It’s a challenge to sum up a hefty report in a short post, but here are a few take-aways; make of them what you will—frankly, some of their conclusions seemed to my non-sociologist mind to be self-contradictory.

Economic Factors:

* Happiness is statistically significantly higher in higher GDP countries.

* Happiness for women is not affected by full-time employment.
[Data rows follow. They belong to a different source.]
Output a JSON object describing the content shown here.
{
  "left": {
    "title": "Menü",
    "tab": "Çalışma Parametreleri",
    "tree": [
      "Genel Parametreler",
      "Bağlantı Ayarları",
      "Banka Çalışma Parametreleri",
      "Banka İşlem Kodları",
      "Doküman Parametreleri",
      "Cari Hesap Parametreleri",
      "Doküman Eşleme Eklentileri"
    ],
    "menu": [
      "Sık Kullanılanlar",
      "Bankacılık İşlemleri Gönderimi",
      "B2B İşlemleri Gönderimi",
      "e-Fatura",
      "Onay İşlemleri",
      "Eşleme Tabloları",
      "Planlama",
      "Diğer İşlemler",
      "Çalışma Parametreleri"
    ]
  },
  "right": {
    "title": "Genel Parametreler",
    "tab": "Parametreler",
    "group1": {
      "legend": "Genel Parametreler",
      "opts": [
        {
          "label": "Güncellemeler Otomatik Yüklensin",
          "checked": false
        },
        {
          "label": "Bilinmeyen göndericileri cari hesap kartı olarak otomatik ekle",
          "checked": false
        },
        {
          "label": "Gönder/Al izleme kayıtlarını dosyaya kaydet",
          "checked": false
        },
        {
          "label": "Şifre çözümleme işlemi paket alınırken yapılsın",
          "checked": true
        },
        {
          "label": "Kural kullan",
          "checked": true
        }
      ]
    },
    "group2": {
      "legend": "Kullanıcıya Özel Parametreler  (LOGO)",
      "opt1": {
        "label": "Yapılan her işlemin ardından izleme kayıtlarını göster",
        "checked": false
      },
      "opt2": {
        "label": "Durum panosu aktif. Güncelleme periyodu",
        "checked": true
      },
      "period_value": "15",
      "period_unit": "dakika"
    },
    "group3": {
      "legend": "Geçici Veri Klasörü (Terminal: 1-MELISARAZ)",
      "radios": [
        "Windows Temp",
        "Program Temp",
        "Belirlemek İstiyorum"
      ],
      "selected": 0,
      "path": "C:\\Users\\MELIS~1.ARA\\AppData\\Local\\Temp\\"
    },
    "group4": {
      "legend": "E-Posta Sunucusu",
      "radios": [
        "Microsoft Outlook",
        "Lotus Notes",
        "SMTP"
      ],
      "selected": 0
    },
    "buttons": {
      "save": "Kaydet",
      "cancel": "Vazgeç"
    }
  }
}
Men, however, report higher happiness with full-time employment. 

Religion:

* The negative association between cohabiting (versus being married) and happiness is even stronger in countries with rigid religious contexts.

* Those who are active in their religious communities [are] more likely to enter a marital, rather than a non-marital union.

* Cross-nationally, differences in the reported happiness of cohabiting and married women are affected by the religious context in which the women are living.

* Religious context is a significant moderator of the happiness of cohabiting and single women, but not men

Societal Norms (Gender roles):

* Traditional gender beliefs in a society are positively associated with happiness and this effect is moderated by gender.

* At the individual-level, we find that traditional gender beliefs are associated with lower levels of happiness.

* Living in a country with traditional gender beliefs is more strongly associated with happiness for men than for women.

* Although women are, overall, happier in more gender-traditional societies, the gap in reported happiness between married and cohabiting women is much greater in gender-traditional societies than in more egalitarian societies.

* Regardless of the gender climate, married men are happier than cohabiting men.

* Women who cohabit are more constrained by social norms and conventions than are their male counterparts.

Children:

* The effect of having children on happiness is found to be negative for women, but there is no relationship between happiness for men and the presence of children.

* The negative effect of children on happiness for women is even greater in societies with traditional gender beliefs. 

This last quotation defies category, and in my view, common sense:

Cohabitation has the potential to improve the quality of life for many persons, especially for women, by liberating and empowering them from the formal constraints of marriage.”

I can only speak for myself (married 26 years), but one of the most positive aspects of marriage is the long-term mutual commitment that enables partners to experience greater security (emotional as well as financial), so I’m not sure why women in particular would want to be ‘liberated’ from that. Cohabitation by its very nature lacks both the formality and permanence of such commitment. Oh well, I don’t have a degree in Sociology or Gender Studies.

I also found this very curious: though the researchers found that the “odds of happiness” (based on their chosen criteria) are the same for married and cohabiting women living in “gender egalitarian” societies, married women were almost twice as likely to perceive and report themselves as happy.

The study sums up:

In order to understand what makes married and cohabiting people happy, we argue that it is necessary to look beyond individual characteristics alone to the interplay of individual characteristics and the social context as defined by the gender climate and religious context.

In short, it matters what you believe personally, and, like it or not, it still matters what the neighbors think; you can’t negate one without negating the other. Progressives might conclude that we need to further deconstruct if not destroy any and all remaining traditional norms; traditionalists will say, ‘Don’t fix what isn’t broken.”

So with apologies to Lee and Ono, I’m not sure we’re really any further ahead. 

Mariette Ulrich is a homemaker and freelance writer. She lives in western Canada with her husband and six of their seven children. Mariette holds an Honours B.A. in English Literature...